About the author: Caroline J. Nolan received her BATh and M.Th from St. Patrick’s College, Maynooth. She then studied at the Pontifical Biblical Institute in Rome and Jerusalem and was awarded an SSL and subsequently in 2002, a PhD from the Pontifical University, Maynooth. Dr. Nolan is currently a Fellow of the Dominican Biblical Centre, Limerick and lecturing in the Department of Theology and Religious Studies, Mary Immaculate College, University of Limerick, Ireland.

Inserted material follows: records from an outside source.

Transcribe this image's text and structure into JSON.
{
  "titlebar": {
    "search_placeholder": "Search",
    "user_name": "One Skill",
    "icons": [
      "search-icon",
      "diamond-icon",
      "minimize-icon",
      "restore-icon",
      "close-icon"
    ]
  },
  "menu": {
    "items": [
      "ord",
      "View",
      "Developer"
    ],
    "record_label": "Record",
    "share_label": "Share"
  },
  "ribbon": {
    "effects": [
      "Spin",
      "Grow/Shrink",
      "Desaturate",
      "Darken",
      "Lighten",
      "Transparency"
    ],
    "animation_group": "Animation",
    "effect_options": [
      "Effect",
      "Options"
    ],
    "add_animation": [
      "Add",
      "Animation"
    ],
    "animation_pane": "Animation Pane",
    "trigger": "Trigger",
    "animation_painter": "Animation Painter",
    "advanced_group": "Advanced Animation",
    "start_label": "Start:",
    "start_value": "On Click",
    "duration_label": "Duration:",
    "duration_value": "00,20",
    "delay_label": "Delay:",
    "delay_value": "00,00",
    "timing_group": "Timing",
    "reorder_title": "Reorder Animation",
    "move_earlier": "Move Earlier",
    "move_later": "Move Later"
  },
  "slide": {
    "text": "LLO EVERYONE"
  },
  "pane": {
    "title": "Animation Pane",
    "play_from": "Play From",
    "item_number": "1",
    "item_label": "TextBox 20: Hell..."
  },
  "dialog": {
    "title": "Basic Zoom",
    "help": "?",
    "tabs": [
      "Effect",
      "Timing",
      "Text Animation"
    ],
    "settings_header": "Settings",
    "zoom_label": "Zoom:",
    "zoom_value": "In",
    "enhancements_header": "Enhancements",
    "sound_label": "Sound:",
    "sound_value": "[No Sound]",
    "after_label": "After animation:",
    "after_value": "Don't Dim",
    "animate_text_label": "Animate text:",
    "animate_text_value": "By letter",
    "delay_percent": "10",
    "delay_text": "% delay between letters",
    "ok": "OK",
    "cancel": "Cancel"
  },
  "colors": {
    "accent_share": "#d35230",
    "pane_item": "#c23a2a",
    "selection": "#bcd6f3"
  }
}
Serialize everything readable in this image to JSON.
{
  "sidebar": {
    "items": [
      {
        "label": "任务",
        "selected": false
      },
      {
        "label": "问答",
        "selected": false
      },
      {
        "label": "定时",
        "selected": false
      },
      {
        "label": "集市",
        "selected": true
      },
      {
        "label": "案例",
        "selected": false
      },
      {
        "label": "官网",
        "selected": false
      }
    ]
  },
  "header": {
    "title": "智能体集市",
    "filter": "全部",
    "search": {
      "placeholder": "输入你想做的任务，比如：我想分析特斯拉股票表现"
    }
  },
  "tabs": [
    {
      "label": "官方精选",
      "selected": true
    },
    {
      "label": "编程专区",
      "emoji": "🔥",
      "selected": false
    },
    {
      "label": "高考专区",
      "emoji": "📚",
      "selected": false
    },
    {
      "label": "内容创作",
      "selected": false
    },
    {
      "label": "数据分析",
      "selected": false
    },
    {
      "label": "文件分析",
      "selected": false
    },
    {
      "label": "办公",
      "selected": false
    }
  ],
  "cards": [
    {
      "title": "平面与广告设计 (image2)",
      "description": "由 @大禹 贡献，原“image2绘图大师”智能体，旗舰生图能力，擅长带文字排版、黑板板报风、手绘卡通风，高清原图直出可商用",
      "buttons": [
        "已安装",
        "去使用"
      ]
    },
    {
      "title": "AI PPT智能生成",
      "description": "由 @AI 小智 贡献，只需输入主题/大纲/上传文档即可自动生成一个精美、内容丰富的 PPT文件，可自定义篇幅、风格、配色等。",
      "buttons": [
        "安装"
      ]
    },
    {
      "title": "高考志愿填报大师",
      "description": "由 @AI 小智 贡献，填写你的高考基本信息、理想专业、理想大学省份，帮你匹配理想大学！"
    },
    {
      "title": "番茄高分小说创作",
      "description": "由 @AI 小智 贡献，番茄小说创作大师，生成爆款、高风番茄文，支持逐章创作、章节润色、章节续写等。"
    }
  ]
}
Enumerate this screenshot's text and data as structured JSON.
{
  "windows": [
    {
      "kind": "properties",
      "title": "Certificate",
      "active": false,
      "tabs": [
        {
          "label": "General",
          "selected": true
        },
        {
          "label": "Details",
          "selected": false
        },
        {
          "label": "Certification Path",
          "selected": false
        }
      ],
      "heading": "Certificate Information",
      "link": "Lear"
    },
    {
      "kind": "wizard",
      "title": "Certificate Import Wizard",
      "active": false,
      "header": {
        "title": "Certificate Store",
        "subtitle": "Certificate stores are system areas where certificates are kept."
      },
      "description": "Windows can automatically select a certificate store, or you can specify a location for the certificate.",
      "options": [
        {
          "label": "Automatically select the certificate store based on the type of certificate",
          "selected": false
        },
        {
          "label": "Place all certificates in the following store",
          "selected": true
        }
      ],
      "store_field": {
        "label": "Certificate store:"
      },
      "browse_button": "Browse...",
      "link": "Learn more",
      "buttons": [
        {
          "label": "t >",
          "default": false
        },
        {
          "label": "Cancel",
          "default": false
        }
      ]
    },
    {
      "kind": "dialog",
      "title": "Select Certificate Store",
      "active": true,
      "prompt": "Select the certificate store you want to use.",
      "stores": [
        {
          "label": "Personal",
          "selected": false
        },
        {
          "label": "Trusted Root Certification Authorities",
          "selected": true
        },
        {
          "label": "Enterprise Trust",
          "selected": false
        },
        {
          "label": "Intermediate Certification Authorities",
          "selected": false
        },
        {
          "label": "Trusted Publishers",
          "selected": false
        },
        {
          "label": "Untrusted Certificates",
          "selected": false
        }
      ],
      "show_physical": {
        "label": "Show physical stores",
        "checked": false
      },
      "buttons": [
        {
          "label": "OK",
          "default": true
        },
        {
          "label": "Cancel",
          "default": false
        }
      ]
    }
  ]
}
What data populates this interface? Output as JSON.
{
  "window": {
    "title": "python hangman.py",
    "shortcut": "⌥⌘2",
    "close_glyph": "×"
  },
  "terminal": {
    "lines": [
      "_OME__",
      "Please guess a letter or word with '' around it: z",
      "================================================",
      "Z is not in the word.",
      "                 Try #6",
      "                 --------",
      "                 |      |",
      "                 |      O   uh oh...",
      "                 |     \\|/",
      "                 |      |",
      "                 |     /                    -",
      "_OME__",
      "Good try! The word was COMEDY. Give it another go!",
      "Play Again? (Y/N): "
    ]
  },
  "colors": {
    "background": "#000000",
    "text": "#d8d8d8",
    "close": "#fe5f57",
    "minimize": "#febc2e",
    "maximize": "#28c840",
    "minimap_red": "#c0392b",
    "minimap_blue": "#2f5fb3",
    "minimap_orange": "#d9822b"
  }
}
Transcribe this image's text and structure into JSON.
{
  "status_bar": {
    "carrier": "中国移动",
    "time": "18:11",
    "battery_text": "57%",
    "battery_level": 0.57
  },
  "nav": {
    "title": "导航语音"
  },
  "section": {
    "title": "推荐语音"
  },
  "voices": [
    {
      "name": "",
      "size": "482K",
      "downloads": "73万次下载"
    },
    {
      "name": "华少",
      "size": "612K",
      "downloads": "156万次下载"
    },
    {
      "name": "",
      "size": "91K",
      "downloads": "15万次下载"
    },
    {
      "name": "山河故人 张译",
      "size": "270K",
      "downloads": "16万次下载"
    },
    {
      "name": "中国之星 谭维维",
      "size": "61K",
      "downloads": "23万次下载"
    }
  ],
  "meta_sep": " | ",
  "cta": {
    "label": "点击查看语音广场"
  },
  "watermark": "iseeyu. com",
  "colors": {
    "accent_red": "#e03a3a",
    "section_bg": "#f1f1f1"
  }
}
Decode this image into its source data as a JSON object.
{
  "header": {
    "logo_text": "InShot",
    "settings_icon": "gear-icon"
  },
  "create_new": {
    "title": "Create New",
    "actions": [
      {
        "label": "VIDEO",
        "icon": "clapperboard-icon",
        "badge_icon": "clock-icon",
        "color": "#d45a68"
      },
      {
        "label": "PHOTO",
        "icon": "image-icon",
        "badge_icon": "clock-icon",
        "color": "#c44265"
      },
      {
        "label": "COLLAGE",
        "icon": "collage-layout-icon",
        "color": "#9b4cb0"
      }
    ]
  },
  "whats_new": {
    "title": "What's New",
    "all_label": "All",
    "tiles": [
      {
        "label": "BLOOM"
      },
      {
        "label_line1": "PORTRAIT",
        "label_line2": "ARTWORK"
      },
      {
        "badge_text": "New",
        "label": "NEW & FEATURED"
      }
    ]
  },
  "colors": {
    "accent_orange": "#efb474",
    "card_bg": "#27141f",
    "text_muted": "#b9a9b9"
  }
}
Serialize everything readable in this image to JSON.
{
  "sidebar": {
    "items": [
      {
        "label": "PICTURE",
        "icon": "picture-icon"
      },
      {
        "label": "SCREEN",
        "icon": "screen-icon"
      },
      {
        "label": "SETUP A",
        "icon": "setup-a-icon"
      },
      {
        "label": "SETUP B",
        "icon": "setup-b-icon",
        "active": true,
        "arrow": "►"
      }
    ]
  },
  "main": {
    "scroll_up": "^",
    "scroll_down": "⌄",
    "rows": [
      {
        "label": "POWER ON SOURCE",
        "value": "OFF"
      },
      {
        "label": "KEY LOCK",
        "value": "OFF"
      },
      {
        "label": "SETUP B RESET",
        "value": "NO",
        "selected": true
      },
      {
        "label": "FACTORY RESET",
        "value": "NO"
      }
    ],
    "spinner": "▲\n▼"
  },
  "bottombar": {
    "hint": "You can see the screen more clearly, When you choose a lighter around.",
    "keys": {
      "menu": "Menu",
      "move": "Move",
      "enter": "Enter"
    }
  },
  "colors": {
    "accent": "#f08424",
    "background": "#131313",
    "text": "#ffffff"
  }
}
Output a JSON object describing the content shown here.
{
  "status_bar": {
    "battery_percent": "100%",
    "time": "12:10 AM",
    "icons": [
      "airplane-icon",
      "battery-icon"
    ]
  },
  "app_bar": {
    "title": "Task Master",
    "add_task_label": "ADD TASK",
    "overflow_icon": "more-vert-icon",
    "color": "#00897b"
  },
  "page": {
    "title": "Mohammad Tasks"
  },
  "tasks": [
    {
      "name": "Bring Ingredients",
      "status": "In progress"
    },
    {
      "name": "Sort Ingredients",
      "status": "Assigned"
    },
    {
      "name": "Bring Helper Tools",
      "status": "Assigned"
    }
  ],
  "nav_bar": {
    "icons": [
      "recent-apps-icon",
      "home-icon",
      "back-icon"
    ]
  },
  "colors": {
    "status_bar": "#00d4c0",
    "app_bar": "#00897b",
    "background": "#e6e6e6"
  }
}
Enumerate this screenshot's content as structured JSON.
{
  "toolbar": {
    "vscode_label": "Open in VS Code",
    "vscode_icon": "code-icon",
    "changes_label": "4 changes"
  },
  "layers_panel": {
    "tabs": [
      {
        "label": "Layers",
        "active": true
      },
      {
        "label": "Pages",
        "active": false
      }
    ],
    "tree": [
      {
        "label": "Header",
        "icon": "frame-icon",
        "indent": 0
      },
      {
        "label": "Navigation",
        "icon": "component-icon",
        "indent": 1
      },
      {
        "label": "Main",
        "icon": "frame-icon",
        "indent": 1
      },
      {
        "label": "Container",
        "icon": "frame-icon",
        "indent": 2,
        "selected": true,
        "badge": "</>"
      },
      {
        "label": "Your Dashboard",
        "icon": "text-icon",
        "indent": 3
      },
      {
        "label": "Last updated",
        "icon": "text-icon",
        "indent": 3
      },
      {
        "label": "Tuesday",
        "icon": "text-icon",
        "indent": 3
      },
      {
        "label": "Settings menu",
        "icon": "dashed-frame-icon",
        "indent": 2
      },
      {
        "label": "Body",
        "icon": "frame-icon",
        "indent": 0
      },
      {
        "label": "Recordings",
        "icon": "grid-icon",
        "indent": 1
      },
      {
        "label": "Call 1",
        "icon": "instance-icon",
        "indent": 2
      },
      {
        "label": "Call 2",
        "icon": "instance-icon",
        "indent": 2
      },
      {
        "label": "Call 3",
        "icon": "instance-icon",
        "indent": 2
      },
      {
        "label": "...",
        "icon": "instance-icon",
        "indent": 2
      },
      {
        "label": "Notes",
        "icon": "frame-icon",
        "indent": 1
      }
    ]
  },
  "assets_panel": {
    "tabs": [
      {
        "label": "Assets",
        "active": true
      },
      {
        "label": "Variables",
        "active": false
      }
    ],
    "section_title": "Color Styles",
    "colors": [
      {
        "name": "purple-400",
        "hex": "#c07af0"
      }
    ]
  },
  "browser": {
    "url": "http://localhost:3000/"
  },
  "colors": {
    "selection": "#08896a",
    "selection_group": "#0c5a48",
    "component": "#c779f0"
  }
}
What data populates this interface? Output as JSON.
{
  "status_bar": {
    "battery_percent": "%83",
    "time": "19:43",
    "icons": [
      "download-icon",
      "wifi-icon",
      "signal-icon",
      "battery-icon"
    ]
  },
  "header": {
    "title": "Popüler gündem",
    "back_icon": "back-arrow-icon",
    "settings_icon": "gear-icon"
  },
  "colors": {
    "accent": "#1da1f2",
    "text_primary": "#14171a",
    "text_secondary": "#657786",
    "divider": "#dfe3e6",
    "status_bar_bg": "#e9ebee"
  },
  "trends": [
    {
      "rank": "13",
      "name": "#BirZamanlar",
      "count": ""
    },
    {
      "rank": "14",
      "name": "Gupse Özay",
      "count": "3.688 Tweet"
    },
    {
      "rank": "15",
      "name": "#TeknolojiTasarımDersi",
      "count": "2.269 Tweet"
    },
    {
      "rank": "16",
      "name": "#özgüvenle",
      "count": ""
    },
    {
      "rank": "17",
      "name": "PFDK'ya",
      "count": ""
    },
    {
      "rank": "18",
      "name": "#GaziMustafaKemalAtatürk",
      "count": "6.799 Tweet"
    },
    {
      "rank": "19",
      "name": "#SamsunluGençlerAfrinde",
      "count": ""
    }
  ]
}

2003 0-7734-6682-7 This interdisciplinary study uses Voegelin’s ‘Theory of Symbolic Forms’ as a framework from which to study the development of the monarchy in Israel in its move from compactness to differentiation. The study offers an explanation of the contradictions that the ambivalence of the monarchy presents. Old Testament scholars to date have ignored or not given due attention to Voegelin’s Theory of Symbolic Forms. That is unfortunate, because by going beyond the philological preoccupations of Scripture scholars, Voegelin goes right to the heart of the ‘meaning’ of the texts. Voegelin connects the Old Testament symbolism to human experience and shows that it is still relevant to the contemporary world. This study is in keeping with the recent contemporary shift from historical criticism to narrative criticism in Biblical studies and its application to the biblical domain provides a new method and approach that should be of benefit not only to philosophers and biblical exegetes, but also to theologians, historians, political scientists and scholars of ancient civilizations.